Sneak Peek: The Revolutionary Chinese Ink Paintings of Wu Guanzhong

"A Fishing Harbour (III)," 1997, Ink and color on rice paper, H. 55.1 x H. 70.9 in (140 x 180 cm), Shanghai Art Museum

Asia Society Museum's new exhibition, Revolutionary Ink: The Paintings of Wu Guanzhong, which opens tonight in New York City, marks the first posthumous retrospective in the United States of the pioneering Chinese artist who passed away at the age of 90 in 2010. As The Wall Street Journal reports, Wu is well known in China and throughout Asia for "his experimental, sometimes abstract variations on traditional Chinese ink painting." Last year, an oil painting of his from the 1970s fetched more than $23 million at auction in Beijing.

Above, you can view 10 of the 54 ink-on-paper pieces featured in the exhibition. (We strongly encourage you to use the "enlarge" feature — these paintings deserve to be enjoyed as big as possible!)

Wu studied in Paris in the 1940s and the Western-style works he produced in China in the 1950s made him a target during the Cultural Revolution, writes The Wall Street Journal

Wu is said to have destroyed much of his early work as the Red Army approached his home in 1966. They seized his belongings and forbade him to paint or write. He then spent several years serving hard labor in a rural town. Publicly chided, he was forced to condemn his own work and ideas.

As restraints loosened in the early 1970s, Wu rededicated himself to his work, focusing intently on the ancient Chinese medium of ink.

"It was very much the opposite of what younger artists were doing in the 1970s and '80s," says Asia Society Museum director Melissa Chiu, who curated the exhibition with the Shanghai Art Museum's Lu Huan. "They were very interested in Western art, but he had already done that. So he turned his attention to traditions of the past."

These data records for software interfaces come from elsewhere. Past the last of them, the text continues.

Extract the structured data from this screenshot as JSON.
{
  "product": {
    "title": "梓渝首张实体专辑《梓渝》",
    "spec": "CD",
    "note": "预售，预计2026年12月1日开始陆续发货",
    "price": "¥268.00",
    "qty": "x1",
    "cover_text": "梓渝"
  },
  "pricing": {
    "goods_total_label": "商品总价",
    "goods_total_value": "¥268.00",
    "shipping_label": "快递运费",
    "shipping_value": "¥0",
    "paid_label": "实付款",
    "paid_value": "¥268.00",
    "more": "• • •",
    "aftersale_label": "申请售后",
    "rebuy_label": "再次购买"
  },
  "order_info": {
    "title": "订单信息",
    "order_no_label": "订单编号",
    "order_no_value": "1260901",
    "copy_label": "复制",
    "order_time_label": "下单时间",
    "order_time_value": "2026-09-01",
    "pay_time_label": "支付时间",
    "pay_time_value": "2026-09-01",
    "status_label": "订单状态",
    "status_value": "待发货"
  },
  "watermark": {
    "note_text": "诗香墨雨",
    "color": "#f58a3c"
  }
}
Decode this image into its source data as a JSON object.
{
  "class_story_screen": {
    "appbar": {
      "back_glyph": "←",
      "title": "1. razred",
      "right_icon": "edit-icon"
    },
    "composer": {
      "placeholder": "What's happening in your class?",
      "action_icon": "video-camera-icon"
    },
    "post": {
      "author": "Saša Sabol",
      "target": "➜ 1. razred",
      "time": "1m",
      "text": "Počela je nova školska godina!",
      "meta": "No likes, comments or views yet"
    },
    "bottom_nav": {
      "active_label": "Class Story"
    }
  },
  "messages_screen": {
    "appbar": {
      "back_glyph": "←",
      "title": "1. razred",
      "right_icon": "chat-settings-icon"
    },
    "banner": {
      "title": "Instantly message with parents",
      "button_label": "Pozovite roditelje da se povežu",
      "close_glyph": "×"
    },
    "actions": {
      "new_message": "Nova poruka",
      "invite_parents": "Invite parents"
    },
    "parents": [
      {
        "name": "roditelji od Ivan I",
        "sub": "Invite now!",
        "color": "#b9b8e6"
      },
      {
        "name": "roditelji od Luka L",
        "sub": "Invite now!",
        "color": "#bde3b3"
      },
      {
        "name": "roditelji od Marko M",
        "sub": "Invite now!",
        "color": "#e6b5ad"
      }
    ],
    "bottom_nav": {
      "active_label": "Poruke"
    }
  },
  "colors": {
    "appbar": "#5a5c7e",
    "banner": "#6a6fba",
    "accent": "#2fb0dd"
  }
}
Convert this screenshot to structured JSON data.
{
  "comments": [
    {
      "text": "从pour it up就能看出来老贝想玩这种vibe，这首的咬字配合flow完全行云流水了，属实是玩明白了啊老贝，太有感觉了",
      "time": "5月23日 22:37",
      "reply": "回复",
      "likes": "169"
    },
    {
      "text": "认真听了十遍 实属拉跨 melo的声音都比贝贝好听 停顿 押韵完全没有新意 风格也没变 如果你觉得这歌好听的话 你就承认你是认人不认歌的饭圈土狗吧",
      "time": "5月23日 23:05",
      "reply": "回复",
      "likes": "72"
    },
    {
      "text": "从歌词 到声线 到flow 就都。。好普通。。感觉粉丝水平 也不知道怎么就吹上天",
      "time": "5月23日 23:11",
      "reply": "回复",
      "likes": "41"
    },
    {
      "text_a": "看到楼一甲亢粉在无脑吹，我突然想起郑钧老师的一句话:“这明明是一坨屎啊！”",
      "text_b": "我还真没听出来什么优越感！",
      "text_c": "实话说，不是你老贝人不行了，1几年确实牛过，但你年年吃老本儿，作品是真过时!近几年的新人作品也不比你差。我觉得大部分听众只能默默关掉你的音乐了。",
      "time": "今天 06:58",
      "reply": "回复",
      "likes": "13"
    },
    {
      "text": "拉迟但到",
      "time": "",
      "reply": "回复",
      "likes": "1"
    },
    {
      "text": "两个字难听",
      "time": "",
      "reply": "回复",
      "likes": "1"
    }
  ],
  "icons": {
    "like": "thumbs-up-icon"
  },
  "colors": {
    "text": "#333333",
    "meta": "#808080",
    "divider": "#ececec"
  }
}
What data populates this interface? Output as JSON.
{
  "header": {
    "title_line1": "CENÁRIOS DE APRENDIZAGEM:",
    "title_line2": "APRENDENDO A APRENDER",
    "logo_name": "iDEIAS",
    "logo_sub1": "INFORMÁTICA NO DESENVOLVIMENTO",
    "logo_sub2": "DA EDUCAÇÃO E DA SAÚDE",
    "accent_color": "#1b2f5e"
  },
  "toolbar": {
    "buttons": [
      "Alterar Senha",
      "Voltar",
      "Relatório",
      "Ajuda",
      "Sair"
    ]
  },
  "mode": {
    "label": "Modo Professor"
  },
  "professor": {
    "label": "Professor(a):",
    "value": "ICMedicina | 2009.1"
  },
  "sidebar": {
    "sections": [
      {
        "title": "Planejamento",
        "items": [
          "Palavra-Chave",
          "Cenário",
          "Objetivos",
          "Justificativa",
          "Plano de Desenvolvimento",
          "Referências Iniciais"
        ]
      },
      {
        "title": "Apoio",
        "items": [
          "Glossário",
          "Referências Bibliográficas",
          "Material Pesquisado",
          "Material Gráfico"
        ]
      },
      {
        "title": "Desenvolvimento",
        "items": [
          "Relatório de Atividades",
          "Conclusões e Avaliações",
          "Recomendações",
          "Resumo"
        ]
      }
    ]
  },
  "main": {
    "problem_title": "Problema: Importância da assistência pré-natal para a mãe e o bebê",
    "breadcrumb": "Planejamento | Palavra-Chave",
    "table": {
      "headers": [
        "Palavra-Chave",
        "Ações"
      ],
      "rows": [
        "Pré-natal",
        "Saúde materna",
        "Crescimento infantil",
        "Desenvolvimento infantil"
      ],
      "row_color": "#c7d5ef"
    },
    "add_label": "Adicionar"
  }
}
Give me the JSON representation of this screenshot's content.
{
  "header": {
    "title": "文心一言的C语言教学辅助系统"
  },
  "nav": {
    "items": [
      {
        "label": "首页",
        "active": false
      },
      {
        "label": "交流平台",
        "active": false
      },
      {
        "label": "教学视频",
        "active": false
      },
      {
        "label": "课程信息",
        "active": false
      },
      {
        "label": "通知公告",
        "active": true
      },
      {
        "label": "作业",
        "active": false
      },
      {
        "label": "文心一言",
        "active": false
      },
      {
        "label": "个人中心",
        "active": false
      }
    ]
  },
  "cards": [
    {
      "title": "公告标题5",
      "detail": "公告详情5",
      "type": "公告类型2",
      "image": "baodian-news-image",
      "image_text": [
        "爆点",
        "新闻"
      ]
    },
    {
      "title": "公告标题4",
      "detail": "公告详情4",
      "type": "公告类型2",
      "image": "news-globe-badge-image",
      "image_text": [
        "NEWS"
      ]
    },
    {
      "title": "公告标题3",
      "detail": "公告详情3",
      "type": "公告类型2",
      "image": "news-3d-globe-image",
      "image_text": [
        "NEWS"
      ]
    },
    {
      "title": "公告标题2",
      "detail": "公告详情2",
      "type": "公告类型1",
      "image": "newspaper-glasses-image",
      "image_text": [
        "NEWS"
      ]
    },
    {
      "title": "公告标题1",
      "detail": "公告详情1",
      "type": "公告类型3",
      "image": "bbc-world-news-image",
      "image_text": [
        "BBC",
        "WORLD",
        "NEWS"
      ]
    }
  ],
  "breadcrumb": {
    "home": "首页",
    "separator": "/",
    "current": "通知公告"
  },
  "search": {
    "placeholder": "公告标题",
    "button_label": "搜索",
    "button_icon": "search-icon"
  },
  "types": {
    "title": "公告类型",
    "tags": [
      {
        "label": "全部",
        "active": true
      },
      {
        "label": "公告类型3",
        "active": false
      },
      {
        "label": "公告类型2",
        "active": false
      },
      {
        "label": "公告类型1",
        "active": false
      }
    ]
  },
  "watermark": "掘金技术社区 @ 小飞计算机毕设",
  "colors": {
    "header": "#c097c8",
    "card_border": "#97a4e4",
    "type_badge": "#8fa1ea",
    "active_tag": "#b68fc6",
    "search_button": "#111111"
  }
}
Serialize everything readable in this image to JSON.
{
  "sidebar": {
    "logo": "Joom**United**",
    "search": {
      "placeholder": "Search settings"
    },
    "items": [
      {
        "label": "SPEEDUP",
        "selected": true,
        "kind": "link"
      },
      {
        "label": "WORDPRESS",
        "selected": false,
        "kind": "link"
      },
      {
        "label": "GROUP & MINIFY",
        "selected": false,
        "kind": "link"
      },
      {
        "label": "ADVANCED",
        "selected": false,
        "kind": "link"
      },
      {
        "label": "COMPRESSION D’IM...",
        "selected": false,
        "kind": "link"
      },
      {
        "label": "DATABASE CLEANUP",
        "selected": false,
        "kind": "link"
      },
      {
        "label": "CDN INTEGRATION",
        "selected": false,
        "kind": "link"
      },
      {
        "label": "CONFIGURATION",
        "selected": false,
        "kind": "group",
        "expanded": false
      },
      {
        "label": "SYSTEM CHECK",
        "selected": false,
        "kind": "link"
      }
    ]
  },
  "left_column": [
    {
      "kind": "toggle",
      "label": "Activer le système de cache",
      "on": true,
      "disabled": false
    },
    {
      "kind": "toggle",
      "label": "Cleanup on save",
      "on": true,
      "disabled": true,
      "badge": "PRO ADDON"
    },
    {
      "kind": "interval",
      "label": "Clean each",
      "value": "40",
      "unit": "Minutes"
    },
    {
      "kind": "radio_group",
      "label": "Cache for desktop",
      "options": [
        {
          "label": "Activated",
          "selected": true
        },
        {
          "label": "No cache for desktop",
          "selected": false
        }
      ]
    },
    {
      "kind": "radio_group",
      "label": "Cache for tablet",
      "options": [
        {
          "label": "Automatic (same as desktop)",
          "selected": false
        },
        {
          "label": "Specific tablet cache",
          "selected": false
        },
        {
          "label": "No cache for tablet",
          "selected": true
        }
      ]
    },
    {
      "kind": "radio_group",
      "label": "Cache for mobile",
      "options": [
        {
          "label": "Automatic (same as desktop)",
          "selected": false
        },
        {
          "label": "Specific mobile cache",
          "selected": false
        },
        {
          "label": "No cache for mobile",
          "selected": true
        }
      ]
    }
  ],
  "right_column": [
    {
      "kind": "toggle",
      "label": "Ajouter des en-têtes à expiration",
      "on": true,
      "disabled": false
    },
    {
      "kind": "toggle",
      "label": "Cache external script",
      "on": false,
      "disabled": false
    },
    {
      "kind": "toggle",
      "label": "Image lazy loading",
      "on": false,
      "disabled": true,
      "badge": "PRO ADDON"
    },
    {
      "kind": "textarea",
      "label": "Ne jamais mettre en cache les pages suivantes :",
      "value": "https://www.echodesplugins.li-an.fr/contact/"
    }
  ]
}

A story in today's New York Times says Wu's show at Asia Society Museum, which runs through August 5, is an example of "a more sophisticated approach" from China in sharing its art and culture with the rest of the world. Chinese museums are now making decisions with less interference from the central government's propaganda officials.

The New York Times goes on to explain how this collaboration between Asia Society and the Shanghai Art Museum came about:

The genesis for the exhibition came in 2008, when the director of Asia Society Museum, Melissa Chiu, visited a retrospective of Wu’s work at the Shanghai Art Museum. The idea evolved with the cooperation of Mr. Li Lei, the museum’s director, and the artist, whom Ms. Chiu visited at his studio in Beijing ...

Wu’s art appeals to Chinese collectors partly because, in contrast to some of the high-selling avant-garde artists who went to the West after the turmoil of the Cultural Revolution and adapted Western trends, Wu returned to Chinese tradition. Mr. Li said he hoped Wu could be a bridge between the two cultures for American art lovers.

The choice of works for Asia Society was a joint effort between her and Mr. Li, Ms. Chiu said. The two museums shared the costs, with the Chinese paying for all framing, packing and shipping, a welcome contribution in an era of austere budgets, she said.

“I haven’t heard of the Chinese government paying those costs before, so this is a new chapter in the China-U.S. art relationship,” she added.

For more images, and more about Wu, please visit the official exhibition homepage.

This post originally appeared on Asia Blog.